_Goal of the exercise_: Where does the string "装备替换时会自动拆解或转移套装" occur in the records? Copy each line that holds it.

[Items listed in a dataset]
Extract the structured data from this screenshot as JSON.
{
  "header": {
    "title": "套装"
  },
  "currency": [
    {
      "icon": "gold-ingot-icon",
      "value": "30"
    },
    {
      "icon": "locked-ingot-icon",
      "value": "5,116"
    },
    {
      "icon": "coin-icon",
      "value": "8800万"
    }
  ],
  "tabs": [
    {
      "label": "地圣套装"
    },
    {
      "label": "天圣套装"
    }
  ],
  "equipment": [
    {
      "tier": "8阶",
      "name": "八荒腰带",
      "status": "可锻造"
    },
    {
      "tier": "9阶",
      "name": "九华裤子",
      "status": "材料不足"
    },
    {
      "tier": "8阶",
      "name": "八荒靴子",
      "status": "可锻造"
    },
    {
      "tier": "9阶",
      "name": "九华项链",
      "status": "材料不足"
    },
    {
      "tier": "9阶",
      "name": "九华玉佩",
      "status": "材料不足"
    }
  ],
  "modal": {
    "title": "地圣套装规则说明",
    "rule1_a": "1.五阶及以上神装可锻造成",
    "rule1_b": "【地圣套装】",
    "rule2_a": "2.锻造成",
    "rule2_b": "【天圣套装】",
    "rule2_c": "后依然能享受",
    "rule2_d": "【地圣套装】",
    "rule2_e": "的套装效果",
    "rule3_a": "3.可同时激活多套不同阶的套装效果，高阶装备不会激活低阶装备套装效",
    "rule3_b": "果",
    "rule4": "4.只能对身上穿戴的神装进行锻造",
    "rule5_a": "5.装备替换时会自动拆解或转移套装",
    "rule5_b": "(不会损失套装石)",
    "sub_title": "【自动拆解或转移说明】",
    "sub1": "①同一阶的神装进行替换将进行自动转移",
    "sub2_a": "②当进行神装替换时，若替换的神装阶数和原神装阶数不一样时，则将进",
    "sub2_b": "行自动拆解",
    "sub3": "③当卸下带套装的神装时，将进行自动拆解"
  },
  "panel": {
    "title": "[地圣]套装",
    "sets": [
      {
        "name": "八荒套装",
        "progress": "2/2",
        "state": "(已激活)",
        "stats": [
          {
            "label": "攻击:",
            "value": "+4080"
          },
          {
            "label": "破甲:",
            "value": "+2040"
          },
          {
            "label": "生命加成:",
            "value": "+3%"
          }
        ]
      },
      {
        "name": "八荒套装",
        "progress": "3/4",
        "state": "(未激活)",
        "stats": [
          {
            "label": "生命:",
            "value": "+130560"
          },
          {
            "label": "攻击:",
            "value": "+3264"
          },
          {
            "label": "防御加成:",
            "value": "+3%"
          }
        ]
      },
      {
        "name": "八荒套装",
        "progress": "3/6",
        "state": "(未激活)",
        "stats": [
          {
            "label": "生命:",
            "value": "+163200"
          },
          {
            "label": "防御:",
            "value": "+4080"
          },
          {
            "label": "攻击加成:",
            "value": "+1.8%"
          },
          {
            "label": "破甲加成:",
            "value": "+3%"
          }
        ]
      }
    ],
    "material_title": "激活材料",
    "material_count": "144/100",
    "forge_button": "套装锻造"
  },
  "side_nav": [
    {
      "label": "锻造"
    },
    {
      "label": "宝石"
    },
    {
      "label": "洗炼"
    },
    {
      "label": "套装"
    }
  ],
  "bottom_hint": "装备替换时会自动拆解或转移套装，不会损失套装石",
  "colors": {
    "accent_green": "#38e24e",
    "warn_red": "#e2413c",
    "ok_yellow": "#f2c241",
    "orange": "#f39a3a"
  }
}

_Answer to the exercise_:
    "rule5_a": "5.装备替换时会自动拆解或转移套装",
  "bottom_hint": "装备替换时会自动拆解或转移套装，不会损失套装石",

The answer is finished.